Homeless camp creating controversy

High Road Services executive director Dana Gorbahn has taken the group’s 16th Ave. property off the table as a location for a homeless camp.

High Road Services Society executive director Dana Gorbahn has taken the group’s 16th Ave. property off the table as a possible location for a temporary homeless camp this winter.

The 16th Ave. location had never been officially approved, only brought up as a potential location for the temporary shelters. Other possibilities that have been mentioned by the town include Riverside Park campground and Heritage Park, across from Town Hall.

Although no location has been chosen, residents of the 16th Ave. area had a meeting last week to air their displeasure with the idea of having a temporary homeless camp set up in their neighbourhood. None of the stakeholders actually involved in planning the project were asked to attend.

Gorbahn did go the meeting, uninvited, and explained to concerned residents the location was mentioned at an initial meeting only as a possible solution because High Road Services owns the land.

More than 50 people attended the meeting, Gorbahn estimated.

Since the initial Sept. 3 meeting where the suggestion was made, it has become clear, for a number of reasons, Gorbahn said, this area of town is not best suited for a temporary camp.

“I’m willing to put it down in writing,” Gorbahn said.

“Sixteenth Ave., as an idea, was something to discuss, but it needed further exploration to make sure all parties would be happy. It’s good they raised their concerns because now we know where people are at.”

Gorbahn said he is attending a meeting with BC Housing and the Town of Smithers Oct. 16 to discuss the next steps in the project.

Late in September, High Road Services Society’s board approved the purchase of two to four camp-like structures that could house up to 12 homeless people.

The buildings would then be converted and moved to be used in one of High Road’s other projects.

“We’re looking at being able to provide this service over the wintertime and then move it to one of our other locations to become a permanent residence for our individuals,” he said.

“We just need to get the approval from the town on where and how we’re going to do this.”

High Road Services Society is currently working with the Smithers Action Group Association on how best to monitor and support the temporary camp.

At the initial meeting, Joan LeClair with SAGA estimated the Smithers homeless population to be at between 50 and 100 and said she knows of three people who died last year due to the effects of sleeping outdoors.

“This has to happen now,” she said. “This is an emergency.
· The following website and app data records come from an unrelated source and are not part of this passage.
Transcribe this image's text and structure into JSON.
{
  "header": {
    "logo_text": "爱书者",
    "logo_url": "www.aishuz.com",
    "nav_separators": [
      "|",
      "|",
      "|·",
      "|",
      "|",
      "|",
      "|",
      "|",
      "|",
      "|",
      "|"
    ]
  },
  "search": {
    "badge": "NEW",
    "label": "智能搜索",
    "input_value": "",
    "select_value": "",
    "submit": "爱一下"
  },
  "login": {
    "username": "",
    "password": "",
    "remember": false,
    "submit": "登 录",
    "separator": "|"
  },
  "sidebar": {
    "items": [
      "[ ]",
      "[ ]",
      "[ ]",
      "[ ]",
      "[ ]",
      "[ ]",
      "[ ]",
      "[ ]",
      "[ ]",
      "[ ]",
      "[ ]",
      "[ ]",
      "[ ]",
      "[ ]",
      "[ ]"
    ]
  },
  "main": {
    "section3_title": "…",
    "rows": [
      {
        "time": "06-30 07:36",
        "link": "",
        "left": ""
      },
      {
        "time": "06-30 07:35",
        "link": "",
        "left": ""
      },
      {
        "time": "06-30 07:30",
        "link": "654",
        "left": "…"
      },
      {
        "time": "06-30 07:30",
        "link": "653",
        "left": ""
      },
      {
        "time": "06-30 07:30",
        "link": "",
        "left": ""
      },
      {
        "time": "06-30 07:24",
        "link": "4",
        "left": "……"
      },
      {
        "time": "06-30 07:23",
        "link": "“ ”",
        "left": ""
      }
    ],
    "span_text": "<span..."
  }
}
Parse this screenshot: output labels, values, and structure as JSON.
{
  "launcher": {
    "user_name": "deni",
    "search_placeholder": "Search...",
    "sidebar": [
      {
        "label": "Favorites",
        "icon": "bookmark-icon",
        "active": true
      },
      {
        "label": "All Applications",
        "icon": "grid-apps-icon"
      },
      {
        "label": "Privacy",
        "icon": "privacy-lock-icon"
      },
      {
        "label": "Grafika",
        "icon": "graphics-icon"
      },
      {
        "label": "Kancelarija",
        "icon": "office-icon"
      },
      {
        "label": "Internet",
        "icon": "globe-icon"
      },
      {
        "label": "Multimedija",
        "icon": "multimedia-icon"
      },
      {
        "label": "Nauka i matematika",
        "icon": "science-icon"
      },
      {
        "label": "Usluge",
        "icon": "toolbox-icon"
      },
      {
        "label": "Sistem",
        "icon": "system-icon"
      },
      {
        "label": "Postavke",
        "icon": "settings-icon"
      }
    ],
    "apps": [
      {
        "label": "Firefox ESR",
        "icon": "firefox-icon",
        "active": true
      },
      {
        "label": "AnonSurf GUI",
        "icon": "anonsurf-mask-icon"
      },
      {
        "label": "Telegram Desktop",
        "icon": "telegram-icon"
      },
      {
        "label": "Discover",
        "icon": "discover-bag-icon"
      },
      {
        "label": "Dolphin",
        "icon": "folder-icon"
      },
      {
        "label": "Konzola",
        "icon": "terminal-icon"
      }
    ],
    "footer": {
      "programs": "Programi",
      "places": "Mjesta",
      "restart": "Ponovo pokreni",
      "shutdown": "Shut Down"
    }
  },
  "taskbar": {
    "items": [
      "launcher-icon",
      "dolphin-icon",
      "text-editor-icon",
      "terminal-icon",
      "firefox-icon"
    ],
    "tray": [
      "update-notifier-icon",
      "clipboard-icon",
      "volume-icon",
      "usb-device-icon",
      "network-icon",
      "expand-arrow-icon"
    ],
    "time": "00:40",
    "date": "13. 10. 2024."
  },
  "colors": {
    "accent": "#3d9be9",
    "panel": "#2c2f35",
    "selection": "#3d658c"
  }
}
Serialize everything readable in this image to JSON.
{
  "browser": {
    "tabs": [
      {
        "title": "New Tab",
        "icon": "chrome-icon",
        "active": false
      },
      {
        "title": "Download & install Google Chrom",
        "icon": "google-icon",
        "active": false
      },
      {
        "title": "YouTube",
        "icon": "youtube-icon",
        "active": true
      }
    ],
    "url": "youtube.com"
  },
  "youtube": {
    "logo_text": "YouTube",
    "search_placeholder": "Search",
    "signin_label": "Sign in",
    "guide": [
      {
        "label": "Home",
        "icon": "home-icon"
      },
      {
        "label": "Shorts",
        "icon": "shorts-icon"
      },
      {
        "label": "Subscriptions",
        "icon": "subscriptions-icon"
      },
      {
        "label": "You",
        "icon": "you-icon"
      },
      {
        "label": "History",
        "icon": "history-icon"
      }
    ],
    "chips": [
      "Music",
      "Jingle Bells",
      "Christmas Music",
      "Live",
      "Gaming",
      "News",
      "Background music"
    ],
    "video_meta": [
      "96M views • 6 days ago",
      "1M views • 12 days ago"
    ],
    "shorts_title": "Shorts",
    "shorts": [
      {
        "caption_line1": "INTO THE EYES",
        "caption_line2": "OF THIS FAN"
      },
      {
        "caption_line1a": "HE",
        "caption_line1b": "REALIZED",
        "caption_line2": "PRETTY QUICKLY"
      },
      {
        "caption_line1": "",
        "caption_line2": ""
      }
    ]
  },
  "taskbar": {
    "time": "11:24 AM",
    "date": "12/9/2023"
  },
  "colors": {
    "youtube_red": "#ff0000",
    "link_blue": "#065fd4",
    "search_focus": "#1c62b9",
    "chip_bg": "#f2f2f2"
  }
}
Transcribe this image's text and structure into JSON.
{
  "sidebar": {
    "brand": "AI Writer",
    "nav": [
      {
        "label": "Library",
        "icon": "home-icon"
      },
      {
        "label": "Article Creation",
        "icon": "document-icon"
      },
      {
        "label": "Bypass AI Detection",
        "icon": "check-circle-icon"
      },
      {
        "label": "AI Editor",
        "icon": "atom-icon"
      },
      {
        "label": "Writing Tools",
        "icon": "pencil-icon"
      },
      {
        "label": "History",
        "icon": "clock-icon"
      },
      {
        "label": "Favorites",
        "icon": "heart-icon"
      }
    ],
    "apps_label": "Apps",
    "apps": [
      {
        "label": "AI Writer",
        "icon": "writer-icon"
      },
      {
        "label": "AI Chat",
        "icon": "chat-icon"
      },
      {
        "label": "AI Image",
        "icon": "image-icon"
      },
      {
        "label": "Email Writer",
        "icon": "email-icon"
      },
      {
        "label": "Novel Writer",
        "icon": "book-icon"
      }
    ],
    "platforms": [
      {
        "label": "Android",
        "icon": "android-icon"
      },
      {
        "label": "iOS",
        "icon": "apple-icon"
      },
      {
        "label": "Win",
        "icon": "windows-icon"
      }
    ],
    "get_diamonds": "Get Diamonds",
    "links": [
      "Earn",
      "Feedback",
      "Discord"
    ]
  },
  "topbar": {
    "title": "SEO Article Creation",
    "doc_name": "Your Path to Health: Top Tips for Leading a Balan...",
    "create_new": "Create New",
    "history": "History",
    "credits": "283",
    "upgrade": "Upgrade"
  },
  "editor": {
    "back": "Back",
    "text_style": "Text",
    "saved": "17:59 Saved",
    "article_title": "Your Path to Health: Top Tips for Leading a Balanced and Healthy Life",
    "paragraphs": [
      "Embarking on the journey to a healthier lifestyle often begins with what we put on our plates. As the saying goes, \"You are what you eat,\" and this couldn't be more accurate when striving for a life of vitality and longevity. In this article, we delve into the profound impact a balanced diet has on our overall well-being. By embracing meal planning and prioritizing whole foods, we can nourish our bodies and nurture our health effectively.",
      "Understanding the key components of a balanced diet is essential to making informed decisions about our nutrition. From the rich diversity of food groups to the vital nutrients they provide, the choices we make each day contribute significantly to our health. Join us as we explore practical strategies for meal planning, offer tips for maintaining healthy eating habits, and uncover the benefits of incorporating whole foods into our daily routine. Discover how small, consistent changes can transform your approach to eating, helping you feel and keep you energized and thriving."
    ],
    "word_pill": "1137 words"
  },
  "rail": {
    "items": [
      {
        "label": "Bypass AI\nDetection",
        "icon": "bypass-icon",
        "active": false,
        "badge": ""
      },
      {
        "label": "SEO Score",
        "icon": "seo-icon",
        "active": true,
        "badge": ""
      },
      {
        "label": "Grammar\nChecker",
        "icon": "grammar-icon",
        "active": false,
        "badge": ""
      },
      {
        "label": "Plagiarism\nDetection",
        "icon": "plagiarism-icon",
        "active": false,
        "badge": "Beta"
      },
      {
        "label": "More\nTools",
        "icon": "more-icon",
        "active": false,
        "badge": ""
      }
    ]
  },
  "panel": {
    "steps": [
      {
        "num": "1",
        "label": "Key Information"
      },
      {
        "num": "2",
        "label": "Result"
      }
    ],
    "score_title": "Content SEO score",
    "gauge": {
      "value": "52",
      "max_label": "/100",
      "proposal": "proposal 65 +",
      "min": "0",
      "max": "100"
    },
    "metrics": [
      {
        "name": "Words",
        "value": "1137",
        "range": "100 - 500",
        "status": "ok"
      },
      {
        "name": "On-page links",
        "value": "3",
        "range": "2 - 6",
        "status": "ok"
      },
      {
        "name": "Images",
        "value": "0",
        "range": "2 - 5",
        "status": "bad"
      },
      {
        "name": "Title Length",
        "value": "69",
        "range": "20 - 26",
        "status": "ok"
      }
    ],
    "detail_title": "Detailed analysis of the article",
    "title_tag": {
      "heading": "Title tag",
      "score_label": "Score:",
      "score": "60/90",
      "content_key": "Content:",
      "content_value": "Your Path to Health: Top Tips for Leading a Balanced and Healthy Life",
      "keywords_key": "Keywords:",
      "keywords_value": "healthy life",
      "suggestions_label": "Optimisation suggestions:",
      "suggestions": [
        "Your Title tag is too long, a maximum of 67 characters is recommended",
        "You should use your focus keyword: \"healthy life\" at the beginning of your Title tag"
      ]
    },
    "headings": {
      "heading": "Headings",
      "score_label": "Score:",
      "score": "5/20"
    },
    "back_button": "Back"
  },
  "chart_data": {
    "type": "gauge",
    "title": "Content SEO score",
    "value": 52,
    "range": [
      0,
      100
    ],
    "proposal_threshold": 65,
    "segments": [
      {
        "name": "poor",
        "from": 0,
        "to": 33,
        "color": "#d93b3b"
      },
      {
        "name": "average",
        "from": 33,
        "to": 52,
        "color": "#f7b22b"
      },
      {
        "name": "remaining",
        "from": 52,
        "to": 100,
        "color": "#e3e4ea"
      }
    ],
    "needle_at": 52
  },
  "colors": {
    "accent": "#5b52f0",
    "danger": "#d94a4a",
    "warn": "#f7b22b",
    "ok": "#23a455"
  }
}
People need to have shelter.”

The two groups — High Road Services Society and SAGA — are both working on supportive housing projects that would alleviate some of the pressure but those projects are years away from completion.